During this stage, our thoughts and emotions are probably going haywire. We start to realise the severity of the situation and are trying hard to comprehend what the injury means; short and long term. It is important at this stage to use all that energy to figure out ways to bounce back rather than letting the situation overwhelm you. At this point:
- Critically question what’s happened and why it has happened. Was your technique a bit off? Were you trying to lift too much? Re-evaluating the situation and doing a bit of research either by yourself or speaking to professionals can help you gain a better understanding of how to avoid future similar injuries.
- Take time to write down clearly or to vocalise your thoughts and emotions. This will help you understand your emotions better and learn to regulate them to boost future performances or just for everyday life.
- Understand that being injured will often mean being unable to complete some everyday tasks. Use this fact to help strengthen your current social networks and even discover new social networks which may be helpful to you further down the track.
As with all the other stages, this stage differs between people and their injuries. In general, having an injury can mean more free time from an inability to train or in more severe cases it could also mean a structured, professional rehabilitation program. It is essential not to mope around and focus on using your free time and/or your rehabilitation constructively.
- Use your free time to advance yourself in other areas of your life to grow as an individual or even learn more about sport and exercise which may help you achieve better results once you do get back into training.
- Strengthen and build social networks as mentioned previously.
- Use the time to complete other tasks that you may have left aside due to lack of time.
- Gain perspective into your goals and whether or not you are meeting them or require new ones.
- Being unable to train, especially in sport can seem like a backwards step. But remember that a sport is more than just the physical performance. Use the time to work on your tactics and your technique.
- Depending on the injury, you may find that the lack of training means putting on a bit of extra weight. Force yourself to get creative and find new ways to train and gain a better understanding about how diet and nutrition changes depending on activity or inactivity.

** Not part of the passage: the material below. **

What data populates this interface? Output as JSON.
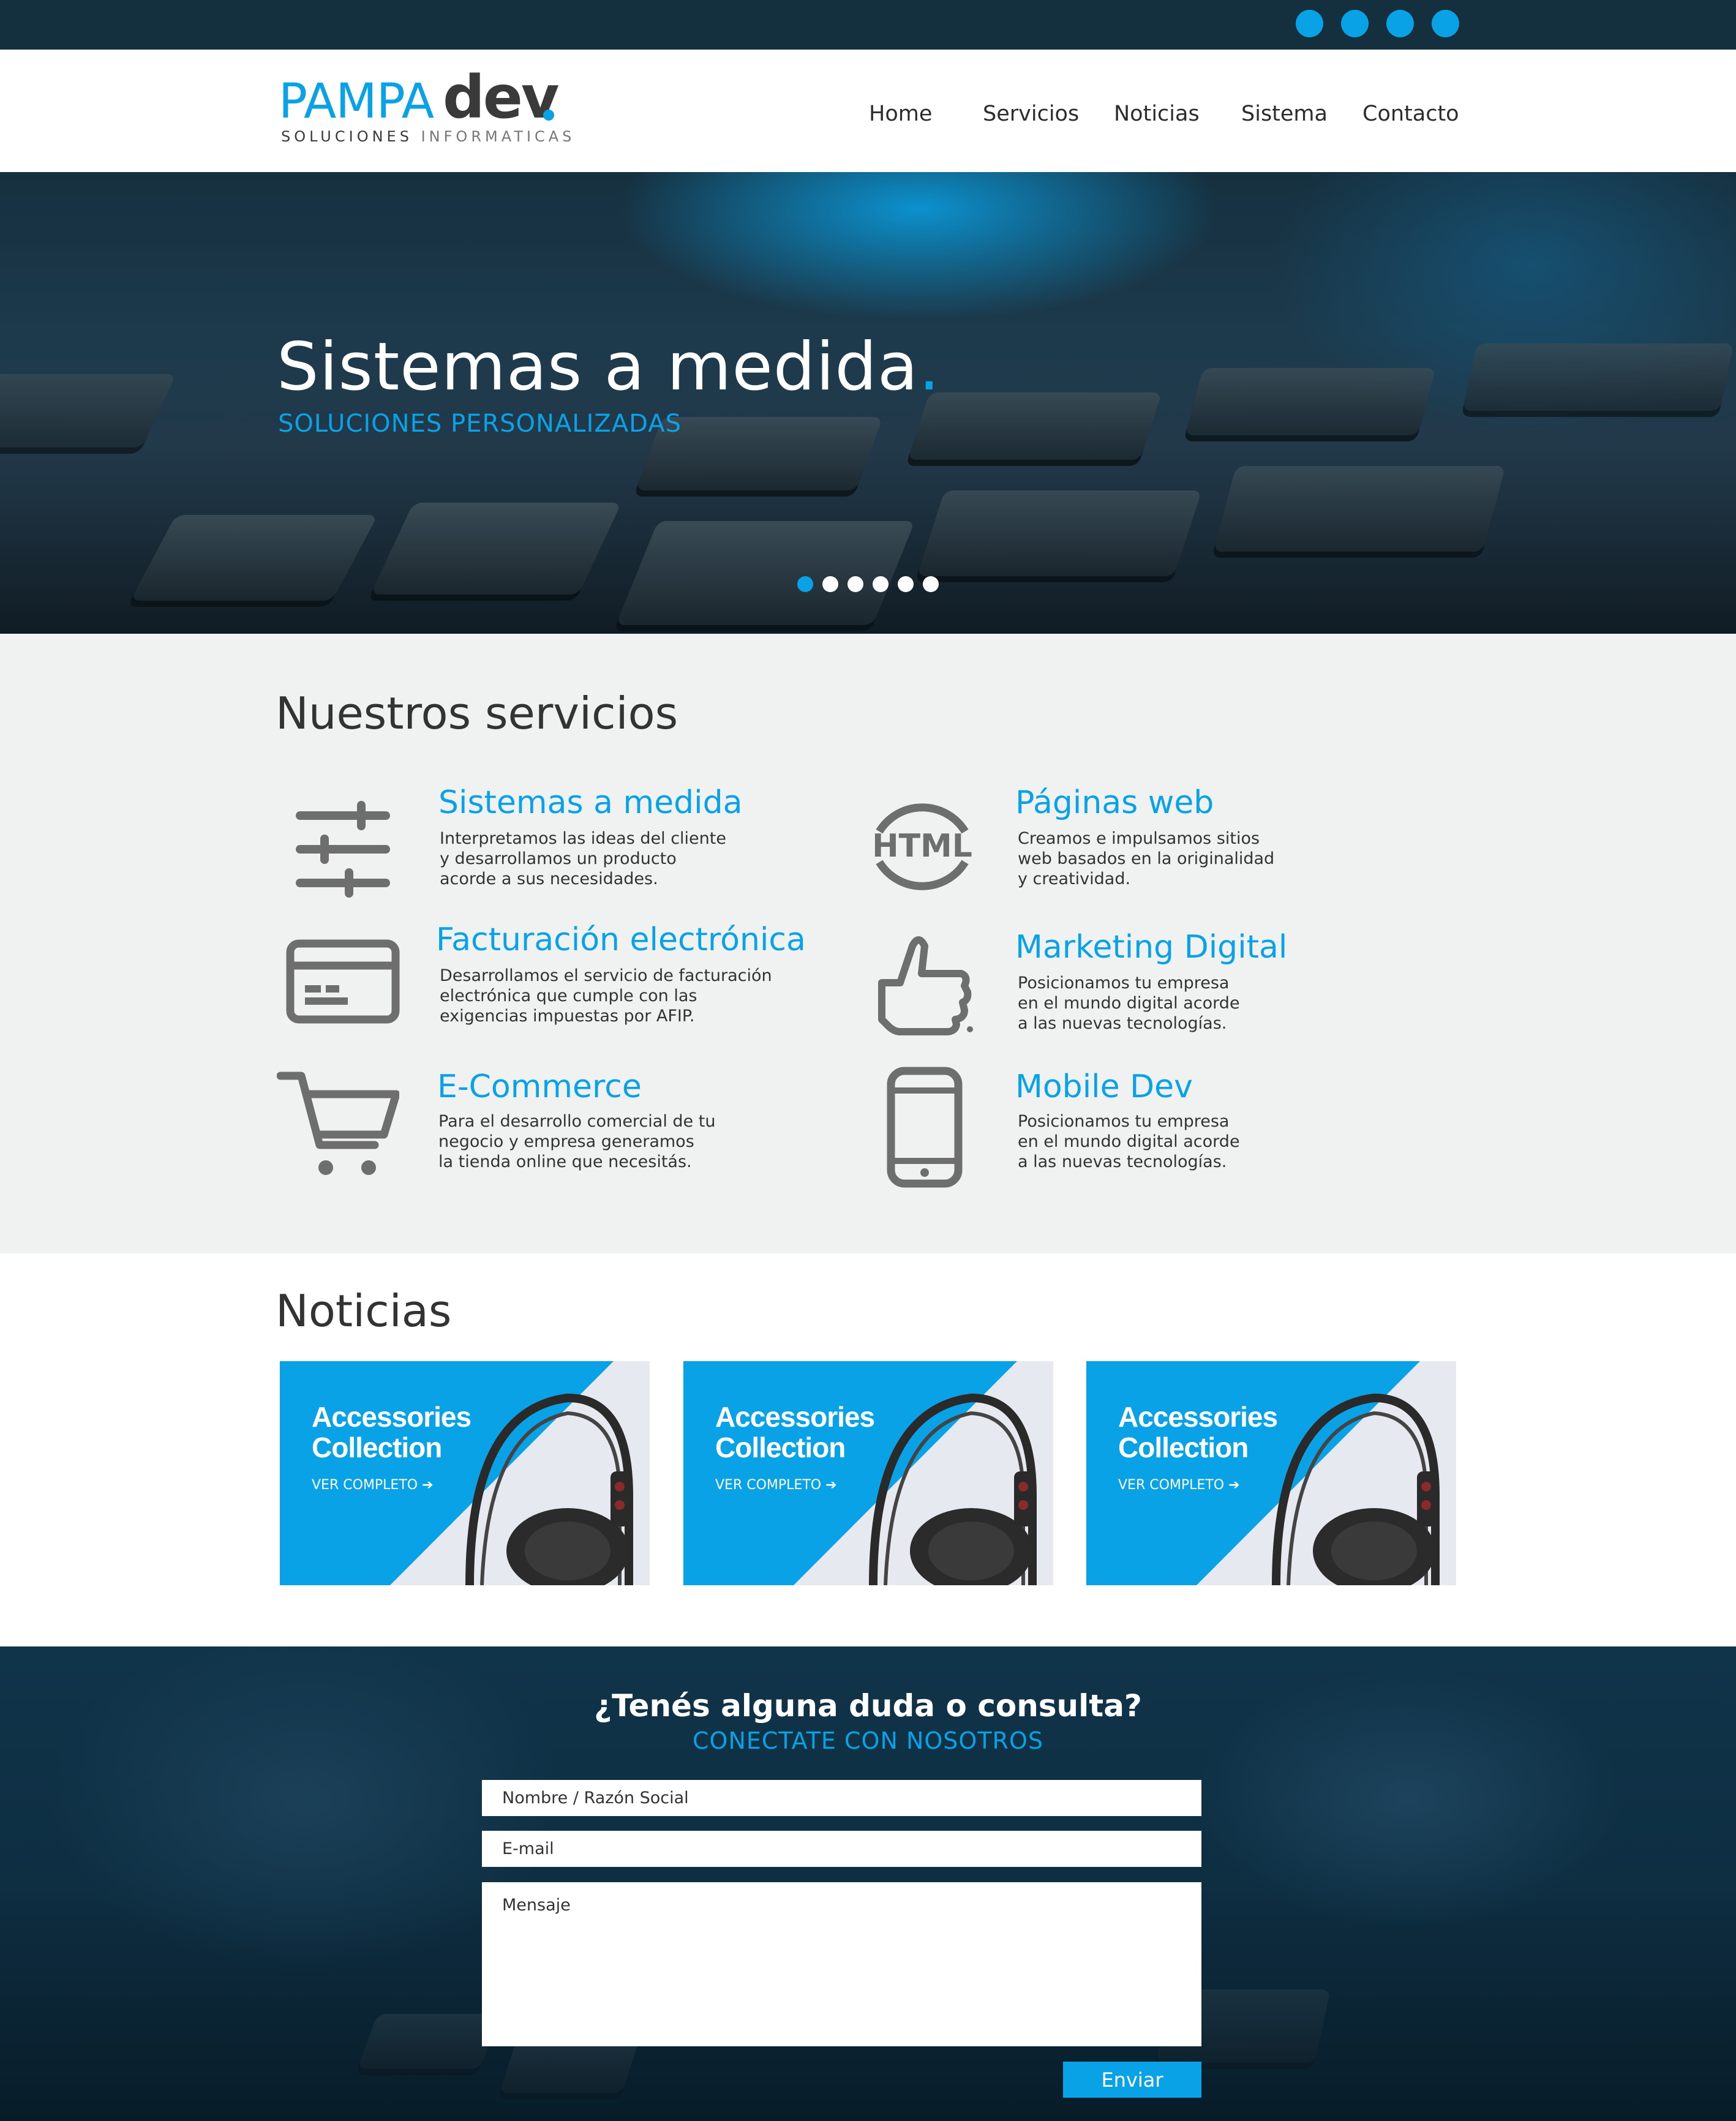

- Pay attention if you are going to professional rehab sessions. A good physiotherapist will help you not only recover faster, but understand your body anatomy and body movements better so that you will have a reduced chance of sustaining more injuries down the track.
Return to Sport or Exercise Stage
At this point, you’re reaching the business side of things. All that time off preparing for this moment needs to be put into practice.
- After any injury, there is always trepidation about performing the exercise that caused the injury in the first place. It is at this time that you should reflect back on injury and its causes. Use this knowledge to mentally adjust factors such as your grip, stance and movement to ensure an injury free performance.
- Understand that you have been faced with adversity and dealt with it. This will help you become more resilient to other difficulties that you may face.
- By now, you will also have gained a new perspective on many facets of your life. Use that new found perspective to ensure that you appreciate what you had before and to empathise with other people and maybe even help similar people through their injury.
Injuries - Not The End of The World
Remember that being injured, whilst possibly devastating at the time is not the end of the world. Use this time to grow as an individual physically, mentally and socially. Your ability to use your time wisely during that injured period will help you deal with other future potential setbacks and their effects. It took me 6 months before I was able to train properly again without fear of hurting my wrist. These days, I am more in tune with my body and exercise form and am stronger than ever before.
“Nothing is a waste of time if you use the experience wisely” - Rodin
1 Wadey R, Evans L, Evans K, Mitchell I. ‘Perceived Benefits Following Sport Injury: A Qualitative Examination of their Antecedents and Underlying Mechanisms.’ Journal of Applied Sport Psychology 2011, 23(2):142-158